Items from an interface collection:
◆ ◆ ◆ ◆

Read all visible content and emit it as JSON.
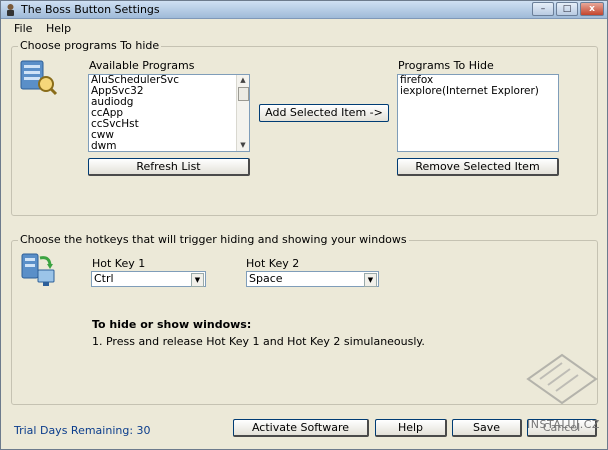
{
  "window": {
    "title": "The Boss Button Settings",
    "controls": {
      "minimize": "–",
      "maximize": "□",
      "close": "x"
    }
  },
  "menu": {
    "file": "File",
    "help": "Help"
  },
  "programs_group": {
    "legend": "Choose programs To hide",
    "available_label": "Available Programs",
    "available": [
      "AluSchedulerSvc",
      "AppSvc32",
      "audiodg",
      "ccApp",
      "ccSvcHst",
      "cww",
      "dwm"
    ],
    "hide_label": "Programs To Hide",
    "to_hide": [
      "firefox",
      "iexplore(Internet Explorer)"
    ],
    "add_button": "Add Selected Item ->",
    "refresh_button": "Refresh List",
    "remove_button": "Remove Selected Item"
  },
  "hotkeys_group": {
    "legend": "Choose the hotkeys that will trigger hiding and showing your windows",
    "hotkey1_label": "Hot Key 1",
    "hotkey1_value": "Ctrl",
    "hotkey2_label": "Hot Key 2",
    "hotkey2_value": "Space",
    "instructions_title": "To hide or show windows:",
    "instructions_step": "1.  Press and release Hot Key 1 and Hot Key 2 simulaneously."
  },
  "footer": {
    "trial": "Trial Days Remaining: 30",
    "activate": "Activate Software",
    "help": "Help",
    "save": "Save",
    "cancel": "Cancel"
  },
  "watermark": "INSTALUJ.CZ",
  "colors": {
    "accent": "#0b3d8c",
    "window_bg": "#ece9d8",
    "border_blue": "#7f9db9"
  }
}
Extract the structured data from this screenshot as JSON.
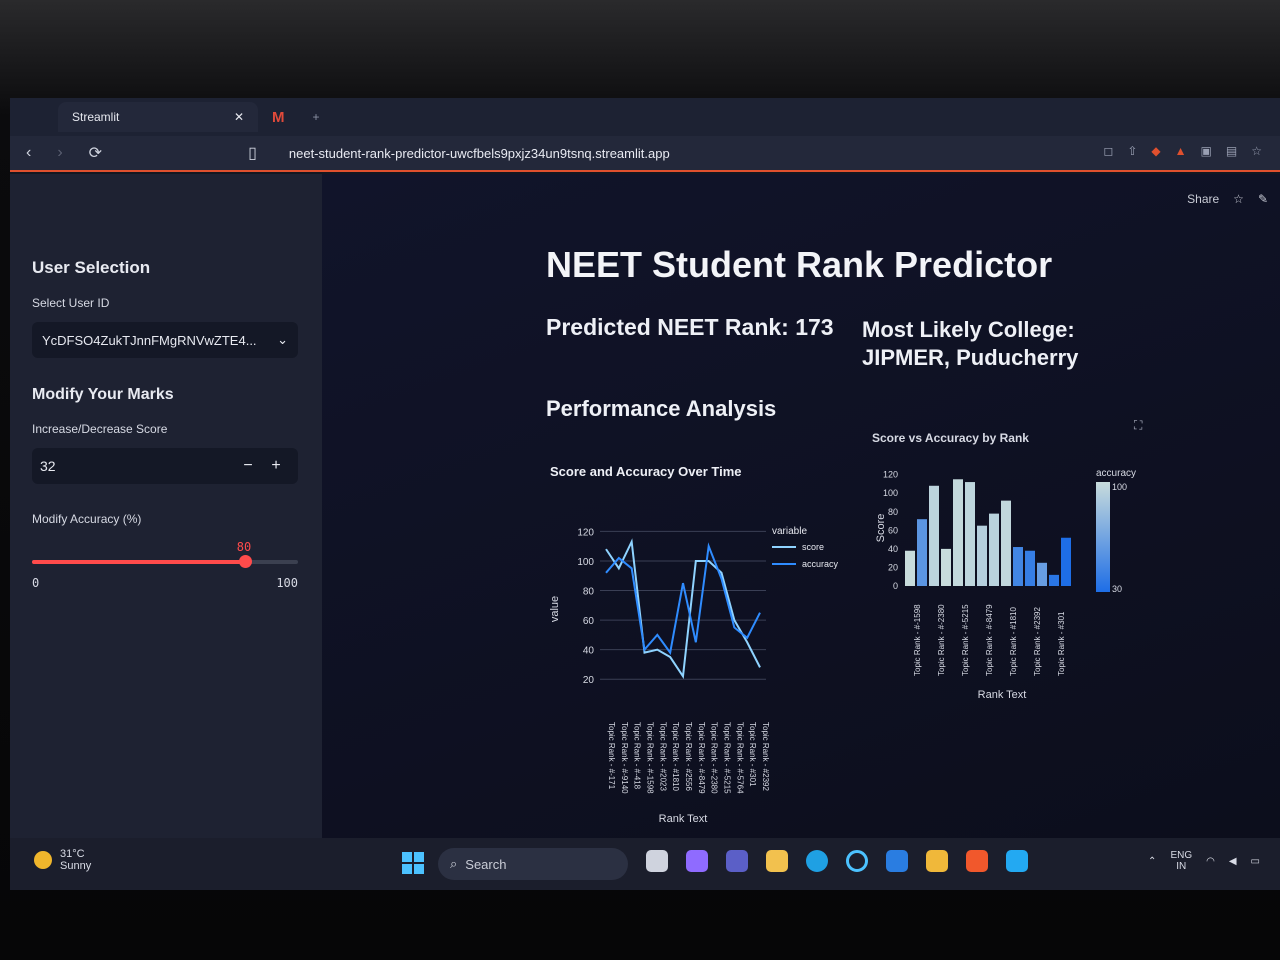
{
  "browser": {
    "tabs": [
      {
        "label": "Streamlit",
        "active": true
      },
      {
        "label": "",
        "icon": "gmail-icon"
      }
    ],
    "url": "neet-student-rank-predictor-uwcfbels9pxjz34un9tsnq.streamlit.app"
  },
  "toolbar": {
    "share": "Share"
  },
  "sidebar": {
    "heading": "User Selection",
    "select_label": "Select User ID",
    "select_value": "YcDFSO4ZukTJnnFMgRNVwZTE4...",
    "modify_heading": "Modify Your Marks",
    "score_label": "Increase/Decrease Score",
    "score_value": "32",
    "accuracy_label": "Modify Accuracy (%)",
    "accuracy_value": "80",
    "accuracy_min": "0",
    "accuracy_max": "100",
    "accuracy_level": 0.8
  },
  "main": {
    "title": "NEET Student Rank Predictor",
    "predicted_rank": "Predicted NEET Rank: 173",
    "college": "Most Likely College: JIPMER, Puducherry",
    "performance": "Performance Analysis"
  },
  "chart_data": [
    {
      "type": "line",
      "title": "Score and Accuracy Over Time",
      "xlabel": "Rank Text",
      "ylabel": "value",
      "legend_title": "variable",
      "legend_position": "top-right",
      "categories": [
        "Topic Rank - #-171",
        "Topic Rank - #-9140",
        "Topic Rank - #-418",
        "Topic Rank - #-1598",
        "Topic Rank - #2023",
        "Topic Rank - #1810",
        "Topic Rank - #2556",
        "Topic Rank - #-8479",
        "Topic Rank - #-2380",
        "Topic Rank - #-5215",
        "Topic Rank - #-5764",
        "Topic Rank - #301",
        "Topic Rank - #2392"
      ],
      "yticks": [
        20,
        40,
        60,
        80,
        100,
        120
      ],
      "ylim": [
        10,
        125
      ],
      "series": [
        {
          "name": "score",
          "color": "#8fd3ff",
          "values": [
            108,
            95,
            113,
            38,
            40,
            35,
            22,
            100,
            100,
            92,
            60,
            45,
            28
          ]
        },
        {
          "name": "accuracy",
          "color": "#2f8cff",
          "values": [
            92,
            102,
            95,
            40,
            50,
            38,
            85,
            45,
            110,
            88,
            55,
            48,
            65
          ]
        }
      ]
    },
    {
      "type": "bar",
      "title": "Score vs Accuracy by Rank",
      "xlabel": "Rank Text",
      "ylabel": "Score",
      "colorbar_label": "accuracy",
      "colorbar_ticks": [
        "100",
        "30"
      ],
      "categories": [
        "Topic Rank - #-1598",
        "Topic Rank - #-2380",
        "Topic Rank - #-5215",
        "Topic Rank - #-8479",
        "Topic Rank - #1810",
        "Topic Rank - #2392",
        "Topic Rank - #301"
      ],
      "yticks": [
        0,
        20,
        40,
        60,
        80,
        100,
        120
      ],
      "ylim": [
        0,
        125
      ],
      "values": [
        38,
        72,
        108,
        40,
        115,
        112,
        65,
        78,
        92,
        42,
        38,
        25,
        12,
        52
      ],
      "accuracy": [
        100,
        55,
        95,
        100,
        98,
        96,
        92,
        94,
        97,
        45,
        40,
        60,
        35,
        30
      ]
    }
  ],
  "taskbar": {
    "temp": "31°C",
    "weather": "Sunny",
    "search": "Search",
    "lang": "ENG",
    "region": "IN"
  }
}
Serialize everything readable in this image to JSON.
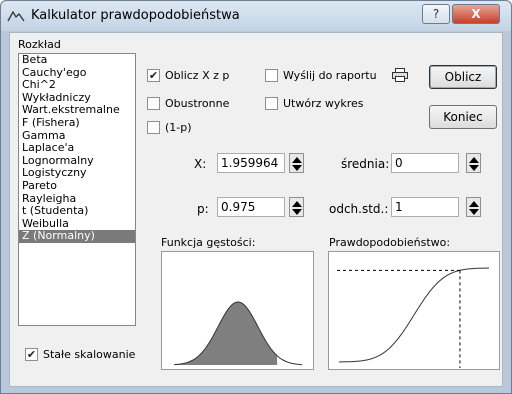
{
  "window": {
    "title": "Kalkulator prawdopodobieństwa",
    "help_label": "?",
    "close_label": "X"
  },
  "distribution": {
    "label": "Rozkład",
    "items": [
      "Beta",
      "Cauchy'ego",
      "Chi^2",
      "Wykładniczy",
      "Wart.ekstremalne",
      "F (Fishera)",
      "Gamma",
      "Laplace'a",
      "Lognormalny",
      "Logistyczny",
      "Pareto",
      "Rayleigha",
      "t (Studenta)",
      "Weibulla",
      "Z (Normalny)"
    ],
    "selected": "Z (Normalny)"
  },
  "options": {
    "compute_x_from_p": {
      "label": "Oblicz X z p",
      "checked": true
    },
    "two_sided": {
      "label": "Obustronne",
      "checked": false
    },
    "one_minus_p": {
      "label": "(1-p)",
      "checked": false
    },
    "send_to_report": {
      "label": "Wyślij do raportu",
      "checked": false
    },
    "create_graph": {
      "label": "Utwórz wykres",
      "checked": false
    },
    "fixed_scaling": {
      "label": "Stałe skalowanie",
      "checked": true
    }
  },
  "buttons": {
    "compute": "Oblicz",
    "close": "Koniec"
  },
  "fields": {
    "x": {
      "label": "X:",
      "value": "1.959964"
    },
    "p": {
      "label": "p:",
      "value": "0.975"
    },
    "mean": {
      "label": "średnia:",
      "value": "0"
    },
    "sd": {
      "label": "odch.std.:",
      "value": "1"
    }
  },
  "plots": {
    "density_label": "Funkcja gęstości:",
    "probability_label": "Prawdopodobieństwo:",
    "shaded_fraction": 0.975
  },
  "colors": {
    "shaded_area": "#7f7f7f",
    "window_frame": "#b9c9da",
    "client_bg": "#f0f0f0",
    "selected_item": "#7a7a7a"
  }
}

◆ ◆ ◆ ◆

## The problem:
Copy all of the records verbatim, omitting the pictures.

## Written response:
Read all visible content and emit it as JSON.
{
  "window": {
    "title": "The Boss Button Settings",
    "controls": {
      "minimize": "–",
      "maximize": "□",
      "close": "x"
    }
  },
  "menu": {
    "file": "File",
    "help": "Help"
  },
  "programs_group": {
    "legend": "Choose programs To hide",
    "available_label": "Available Programs",
    "available": [
      "AluSchedulerSvc",
      "AppSvc32",
      "audiodg",
      "ccApp",
      "ccSvcHst",
      "cww",
      "dwm"
    ],
    "hide_label": "Programs To Hide",
    "to_hide": [
      "firefox",
      "iexplore(Internet Explorer)"
    ],
    "add_button": "Add Selected Item ->",
    "refresh_button": "Refresh List",
    "remove_button": "Remove Selected Item"
  },
  "hotkeys_group": {
    "legend": "Choose the hotkeys that will trigger hiding and showing your windows",
    "hotkey1_label": "Hot Key 1",
    "hotkey1_value": "Ctrl",
    "hotkey2_label": "Hot Key 2",
    "hotkey2_value": "Space",
    "instructions_title": "To hide or show windows:",
    "instructions_step": "1.  Press and release Hot Key 1 and Hot Key 2 simulaneously."
  },
  "footer": {
    "trial": "Trial Days Remaining: 30",
    "activate": "Activate Software",
    "help": "Help",
    "save": "Save",
    "cancel": "Cancel"
  },
  "watermark": "INSTALUJ.CZ",
  "colors": {
    "accent": "#0b3d8c",
    "window_bg": "#ece9d8",
    "border_blue": "#7f9db9"
  }
}
Extract the structured data from this screenshot as JSON.
{
  "browser": {
    "tabs": [
      {
        "label": "Streamlit",
        "active": true
      },
      {
        "label": "",
        "icon": "gmail-icon"
      }
    ],
    "url": "neet-student-rank-predictor-uwcfbels9pxjz34un9tsnq.streamlit.app"
  },
  "toolbar": {
    "share": "Share"
  },
  "sidebar": {
    "heading": "User Selection",
    "select_label": "Select User ID",
    "select_value": "YcDFSO4ZukTJnnFMgRNVwZTE4...",
    "modify_heading": "Modify Your Marks",
    "score_label": "Increase/Decrease Score",
    "score_value": "32",
    "accuracy_label": "Modify Accuracy (%)",
    "accuracy_value": "80",
    "accuracy_min": "0",
    "accuracy_max": "100",
    "accuracy_level": 0.8
  },
  "main": {
    "title": "NEET Student Rank Predictor",
    "predicted_rank": "Predicted NEET Rank: 173",
    "college": "Most Likely College: JIPMER, Puducherry",
    "performance": "Performance Analysis"
  },
  "chart_data": [
    {
      "type": "line",
      "title": "Score and Accuracy Over Time",
      "xlabel": "Rank Text",
      "ylabel": "value",
      "legend_title": "variable",
      "legend_position": "top-right",
      "categories": [
        "Topic Rank - #-171",
        "Topic Rank - #-9140",
        "Topic Rank - #-418",
        "Topic Rank - #-1598",
        "Topic Rank - #2023",
        "Topic Rank - #1810",
        "Topic Rank - #2556",
        "Topic Rank - #-8479",
        "Topic Rank - #-2380",
        "Topic Rank - #-5215",
        "Topic Rank - #-5764",
        "Topic Rank - #301",
        "Topic Rank - #2392"
      ],
      "yticks": [
        20,
        40,
        60,
        80,
        100,
        120
      ],
      "ylim": [
        10,
        125
      ],
      "series": [
        {
          "name": "score",
          "color": "#8fd3ff",
          "values": [
            108,
            95,
            113,
            38,
            40,
            35,
            22,
            100,
            100,
            92,
            60,
            45,
            28
          ]
        },
        {
          "name": "accuracy",
          "color": "#2f8cff",
          "values": [
            92,
            102,
            95,
            40,
            50,
            38,
            85,
            45,
            110,
            88,
            55,
            48,
            65
          ]
        }
      ]
    },
    {
      "type": "bar",
      "title": "Score vs Accuracy by Rank",
      "xlabel": "Rank Text",
      "ylabel": "Score",
      "colorbar_label": "accuracy",
      "colorbar_ticks": [
        "100",
        "30"
      ],
      "categories": [
        "Topic Rank - #-1598",
        "Topic Rank - #-2380",
        "Topic Rank - #-5215",
        "Topic Rank - #-8479",
        "Topic Rank - #1810",
        "Topic Rank - #2392",
        "Topic Rank - #301"
      ],
      "yticks": [
        0,
        20,
        40,
        60,
        80,
        100,
        120
      ],
      "ylim": [
        0,
        125
      ],
      "values": [
        38,
        72,
        108,
        40,
        115,
        112,
        65,
        78,
        92,
        42,
        38,
        25,
        12,
        52
      ],
      "accuracy": [
        100,
        55,
        95,
        100,
        98,
        96,
        92,
        94,
        97,
        45,
        40,
        60,
        35,
        30
      ]
    }
  ],
  "taskbar": {
    "temp": "31°C",
    "weather": "Sunny",
    "search": "Search",
    "lang": "ENG",
    "region": "IN"
  }
}
Serialize everything readable in this image to JSON.
{
  "window": {
    "title": "Kalkulator prawdopodobieństwa",
    "help_label": "?",
    "close_label": "X"
  },
  "distribution": {
    "label": "Rozkład",
    "items": [
      "Beta",
      "Cauchy'ego",
      "Chi^2",
      "Wykładniczy",
      "Wart.ekstremalne",
      "F (Fishera)",
      "Gamma",
      "Laplace'a",
      "Lognormalny",
      "Logistyczny",
      "Pareto",
      "Rayleigha",
      "t (Studenta)",
      "Weibulla",
      "Z (Normalny)"
    ],
    "selected": "Z (Normalny)"
  },
  "options": {
    "compute_x_from_p": {
      "label": "Oblicz X z p",
      "checked": true
    },
    "two_sided": {
      "label": "Obustronne",
      "checked": false
    },
    "one_minus_p": {
      "label": "(1-p)",
      "checked": false
    },
    "send_to_report": {
      "label": "Wyślij do raportu",
      "checked": false
    },
    "create_graph": {
      "label": "Utwórz wykres",
      "checked": false
    },
    "fixed_scaling": {
      "label": "Stałe skalowanie",
      "checked": true
    }
  },
  "buttons": {
    "compute": "Oblicz",
    "close": "Koniec"
  },
  "fields": {
    "x": {
      "label": "X:",
      "value": "1.959964"
    },
    "p": {
      "label": "p:",
      "value": "0.975"
    },
    "mean": {
      "label": "średnia:",
      "value": "0"
    },
    "sd": {
      "label": "odch.std.:",
      "value": "1"
    }
  },
  "plots": {
    "density_label": "Funkcja gęstości:",
    "probability_label": "Prawdopodobieństwo:",
    "shaded_fraction": 0.975
  },
  "colors": {
    "shaded_area": "#7f7f7f",
    "window_frame": "#b9c9da",
    "client_bg": "#f0f0f0",
    "selected_item": "#7a7a7a"
  }
}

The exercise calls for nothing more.